Is First Solar seeing growing market demand for your thin film PV modules because of their low embodied carbon? What other sustainability issues are customers asking about?
Our solar modules are very competitive and supports the utility scale solar fleet in markets like the US, France, and India, where we have several gigawatts installed. France is the only one of those countries that has integrated carbon footprint criteria into the tender process and our technology accounts for about 10 percent of the country’s installed capacity.
But even in markets without these regulatory requirements, we see customers driving demand for responsible solar. Corporate renewable energy buyers in particular are increasingly looking to go "Beyond the Megawatt" of renewables that they are purchasing to ensure their projects are as environmentally and socially responsible as possible.
Recycling and contributing to the circular economy, for example, is something that customers like General Motors care about. Some forward-thinking utilities have also started incorporating life cycle greenhouse gas emissions in their integrated resource plans, which take the embodied carbon of different energy technologies into account.
More recently, we have seen customers including questions on forced labor and supply chain transparency in their RFPs due to allegations of forced labor in the solar supply chain in Xinjiang, China.

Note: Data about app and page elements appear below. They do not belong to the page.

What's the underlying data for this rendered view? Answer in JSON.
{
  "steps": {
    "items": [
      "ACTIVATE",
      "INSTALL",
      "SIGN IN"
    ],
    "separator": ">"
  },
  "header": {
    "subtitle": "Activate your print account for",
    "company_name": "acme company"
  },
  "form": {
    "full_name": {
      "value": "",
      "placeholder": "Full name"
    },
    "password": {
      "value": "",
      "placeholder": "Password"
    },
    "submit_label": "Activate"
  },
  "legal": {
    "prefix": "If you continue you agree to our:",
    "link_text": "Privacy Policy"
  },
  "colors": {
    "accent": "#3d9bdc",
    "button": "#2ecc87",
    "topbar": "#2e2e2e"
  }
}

Not only does this issue risk undermining the industry’s social license but it also highlights the danger of over-relying on China for solar panels and solar panel components. We believe solar should never come at the price of people or the planet.
First Solar has signed a number of deals with corporate power buyers, including GM, in recent times. As electrification picks up pace, what role do you see for Ultra Low-Carbon Solar in powering transportation?
That’s correct - we signed a number of deals with corporate buyers last year including General Motors, Microsoft, Verizon, and Dow, each of whom had a strong appreciation for our sustainability advantage.
As one of the largest contributors of greenhouse gas emissions in the U.S., electrifying the transportation sector not only has the opportunity to significantly reduce air pollution but is critical to decarbonizing the economy. Powering electric vehicles with Ultra Low-Carbon Solar is a no-brainer. It's also important to note that there’s a tremendous amount of potential for Ultra Low-Carbon Solar to power the new alternatives, such as green hydrogen.
If we are serious about getting to Net Zero, we have to ensure that solar electricity, whether it powers EVs or electrolyzers, has the lowest embodied carbon and is not indirectly powered by coal.
Is there anything that you would like to see change in the solar industry in the next decade?
Solar is the fastest growing new energy resource on the basis of its economic competitiveness, and analysts expect it to generate the majority of global power by 2050. This energy transition will drive extensive new manufacturing and infrastructure build-out, creating good, new-economy jobs, while delivering cleaner, more cost-effective energy. Yet today, some solar has a 2.5x higher embodied carbon footprint than others.
Most end-of-life recycling protocols don’t recover high value materials. And most appallingly, some solar production has been tied to forced labor. We’re at an inflection point on the scale-up and have an opportunity to do this energy transition the right way.
Responsible solar doesn’t cost more, but it does need regulators and energy buyers to ask for it. So I’d like to see regulators and energy end buyers, both utilities and corporate, push the industry in a responsible, ethical direction, realizing the full promise of the energy transition in front of us.